### TASK BRIEF
Copy out the listing exactly.

### LISTED ENTRIES
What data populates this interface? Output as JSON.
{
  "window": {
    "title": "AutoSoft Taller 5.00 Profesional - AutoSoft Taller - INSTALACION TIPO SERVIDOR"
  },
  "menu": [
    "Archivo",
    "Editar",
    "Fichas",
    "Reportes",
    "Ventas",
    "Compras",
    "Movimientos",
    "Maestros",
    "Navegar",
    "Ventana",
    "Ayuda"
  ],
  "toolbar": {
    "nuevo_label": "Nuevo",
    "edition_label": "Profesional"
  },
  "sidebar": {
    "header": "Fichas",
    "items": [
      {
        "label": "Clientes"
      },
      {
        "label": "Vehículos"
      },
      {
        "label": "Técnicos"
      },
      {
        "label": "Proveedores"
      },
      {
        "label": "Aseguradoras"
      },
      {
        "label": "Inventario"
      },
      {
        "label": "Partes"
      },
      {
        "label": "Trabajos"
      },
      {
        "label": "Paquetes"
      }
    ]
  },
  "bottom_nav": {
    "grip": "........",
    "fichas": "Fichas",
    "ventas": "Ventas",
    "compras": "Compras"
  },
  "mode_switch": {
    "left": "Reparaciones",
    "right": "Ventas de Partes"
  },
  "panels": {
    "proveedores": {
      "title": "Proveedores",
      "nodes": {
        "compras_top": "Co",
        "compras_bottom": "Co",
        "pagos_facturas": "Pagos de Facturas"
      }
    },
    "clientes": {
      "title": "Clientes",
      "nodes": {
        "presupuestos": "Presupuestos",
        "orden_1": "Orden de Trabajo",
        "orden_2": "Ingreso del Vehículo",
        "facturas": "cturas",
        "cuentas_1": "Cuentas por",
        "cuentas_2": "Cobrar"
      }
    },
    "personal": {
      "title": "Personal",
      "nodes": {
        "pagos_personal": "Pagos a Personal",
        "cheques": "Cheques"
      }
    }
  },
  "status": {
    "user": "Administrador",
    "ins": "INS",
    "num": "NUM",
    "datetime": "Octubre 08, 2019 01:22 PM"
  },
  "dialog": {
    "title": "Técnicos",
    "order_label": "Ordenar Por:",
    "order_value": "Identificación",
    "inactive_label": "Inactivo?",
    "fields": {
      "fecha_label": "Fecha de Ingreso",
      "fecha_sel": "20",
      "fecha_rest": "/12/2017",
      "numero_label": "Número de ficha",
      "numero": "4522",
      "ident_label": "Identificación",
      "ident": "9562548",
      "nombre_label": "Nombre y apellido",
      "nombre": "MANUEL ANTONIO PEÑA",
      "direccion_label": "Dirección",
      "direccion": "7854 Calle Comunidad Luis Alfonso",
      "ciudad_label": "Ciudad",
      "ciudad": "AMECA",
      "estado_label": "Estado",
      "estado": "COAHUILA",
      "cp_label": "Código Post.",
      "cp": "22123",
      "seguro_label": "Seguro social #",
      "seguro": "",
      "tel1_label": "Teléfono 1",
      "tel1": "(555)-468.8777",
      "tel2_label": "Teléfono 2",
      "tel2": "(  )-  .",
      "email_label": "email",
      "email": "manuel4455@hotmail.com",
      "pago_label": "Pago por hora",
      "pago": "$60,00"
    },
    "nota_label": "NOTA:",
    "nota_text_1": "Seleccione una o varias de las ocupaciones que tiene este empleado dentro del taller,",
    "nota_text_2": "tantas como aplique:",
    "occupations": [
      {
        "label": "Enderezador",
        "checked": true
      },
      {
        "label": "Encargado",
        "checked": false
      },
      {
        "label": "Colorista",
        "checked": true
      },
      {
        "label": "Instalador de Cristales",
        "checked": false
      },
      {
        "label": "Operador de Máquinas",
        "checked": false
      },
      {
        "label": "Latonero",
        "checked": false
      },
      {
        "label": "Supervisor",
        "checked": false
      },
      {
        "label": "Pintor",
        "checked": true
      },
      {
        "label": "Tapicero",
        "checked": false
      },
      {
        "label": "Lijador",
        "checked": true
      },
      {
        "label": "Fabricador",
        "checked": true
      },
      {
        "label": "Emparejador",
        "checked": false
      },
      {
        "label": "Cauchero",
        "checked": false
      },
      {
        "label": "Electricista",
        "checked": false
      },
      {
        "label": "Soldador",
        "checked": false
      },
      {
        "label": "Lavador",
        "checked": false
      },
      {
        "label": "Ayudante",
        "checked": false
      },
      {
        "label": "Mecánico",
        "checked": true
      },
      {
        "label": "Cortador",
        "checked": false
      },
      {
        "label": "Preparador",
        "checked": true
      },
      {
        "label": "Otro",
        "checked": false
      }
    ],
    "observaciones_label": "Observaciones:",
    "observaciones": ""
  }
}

### ANSWER BELOW
What data populates this interface? Output as JSON.
{
  "window": {
    "title": "AutoSoft Taller 5.00 Profesional - AutoSoft Taller - INSTALACION TIPO SERVIDOR"
  },
  "menu": [
    "Archivo",
    "Editar",
    "Fichas",
    "Reportes",
    "Ventas",
    "Compras",
    "Movimientos",
    "Maestros",
    "Navegar",
    "Ventana",
    "Ayuda"
  ],
  "toolbar": {
    "nuevo_label": "Nuevo",
    "edition_label": "Profesional"
  },
  "sidebar": {
    "header": "Fichas",
    "items": [
      {
        "label": "Clientes"
      },
      {
        "label": "Vehículos"
      },
      {
        "label": "Técnicos"
      },
      {
        "label": "Proveedores"
      },
      {
        "label": "Aseguradoras"
      },
      {
        "label": "Inventario"
      },
      {
        "label": "Partes"
      },
      {
        "label": "Trabajos"
      },
      {
        "label": "Paquetes"
      }
    ]
  },
  "bottom_nav": {
    "grip": "........",
    "fichas": "Fichas",
    "ventas": "Ventas",
    "compras": "Compras"
  },
  "mode_switch": {
    "left": "Reparaciones",
    "right": "Ventas de Partes"
  },
  "panels": {
    "proveedores": {
      "title": "Proveedores",
      "nodes": {
        "compras_top": "Co",
        "compras_bottom": "Co",
        "pagos_facturas": "Pagos de Facturas"
      }
    },
    "clientes": {
      "title": "Clientes",
      "nodes": {
        "presupuestos": "Presupuestos",
        "orden_1": "Orden de Trabajo",
        "orden_2": "Ingreso del Vehículo",
        "facturas": "cturas",
        "cuentas_1": "Cuentas por",
        "cuentas_2": "Cobrar"
      }
    },
    "personal": {
      "title": "Personal",
      "nodes": {
        "pagos_personal": "Pagos a Personal",
        "cheques": "Cheques"
      }
    }
  },
  "status": {
    "user": "Administrador",
    "ins": "INS",
    "num": "NUM",
    "datetime": "Octubre 08, 2019 01:22 PM"
  },
  "dialog": {
    "title": "Técnicos",
    "order_label": "Ordenar Por:",
    "order_value": "Identificación",
    "inactive_label": "Inactivo?",
    "fields": {
      "fecha_label": "Fecha de Ingreso",
      "fecha_sel": "20",
      "fecha_rest": "/12/2017",
      "numero_label": "Número de ficha",
      "numero": "4522",
      "ident_label": "Identificación",
      "ident": "9562548",
      "nombre_label": "Nombre y apellido",
      "nombre": "MANUEL ANTONIO PEÑA",
      "direccion_label": "Dirección",
      "direccion": "7854 Calle Comunidad Luis Alfonso",
      "ciudad_label": "Ciudad",
      "ciudad": "AMECA",
      "estado_label": "Estado",
      "estado": "COAHUILA",
      "cp_label": "Código Post.",
      "cp": "22123",
      "seguro_label": "Seguro social #",
      "seguro": "",
      "tel1_label": "Teléfono 1",
      "tel1": "(555)-468.8777",
      "tel2_label": "Teléfono 2",
      "tel2": "(  )-  .",
      "email_label": "email",
      "email": "manuel4455@hotmail.com",
      "pago_label": "Pago por hora",
      "pago": "$60,00"
    },
    "nota_label": "NOTA:",
    "nota_text_1": "Seleccione una o varias de las ocupaciones que tiene este empleado dentro del taller,",
    "nota_text_2": "tantas como aplique:",
    "occupations": [
      {
        "label": "Enderezador",
        "checked": true
      },
      {
        "label": "Encargado",
        "checked": false
      },
      {
        "label": "Colorista",
        "checked": true
      },
      {
        "label": "Instalador de Cristales",
        "checked": false
      },
      {
        "label": "Operador de Máquinas",
        "checked": false
      },
      {
        "label": "Latonero",
        "checked": false
      },
      {
        "label": "Supervisor",
        "checked": false
      },
      {
        "label": "Pintor",
        "checked": true
      },
      {
        "label": "Tapicero",
        "checked": false
      },
      {
        "label": "Lijador",
        "checked": true
      },
      {
        "label": "Fabricador",
        "checked": true
      },
      {
        "label": "Emparejador",
        "checked": false
      },
      {
        "label": "Cauchero",
        "checked": false
      },
      {
        "label": "Electricista",
        "checked": false
      },
      {
        "label": "Soldador",
        "checked": false
      },
      {
        "label": "Lavador",
        "checked": false
      },
      {
        "label": "Ayudante",
        "checked": false
      },
      {
        "label": "Mecánico",
        "checked": true
      },
      {
        "label": "Cortador",
        "checked": false
      },
      {
        "label": "Preparador",
        "checked": true
      },
      {
        "label": "Otro",
        "checked": false
      }
    ],
    "observaciones_label": "Observaciones:",
    "observaciones": ""
  }
}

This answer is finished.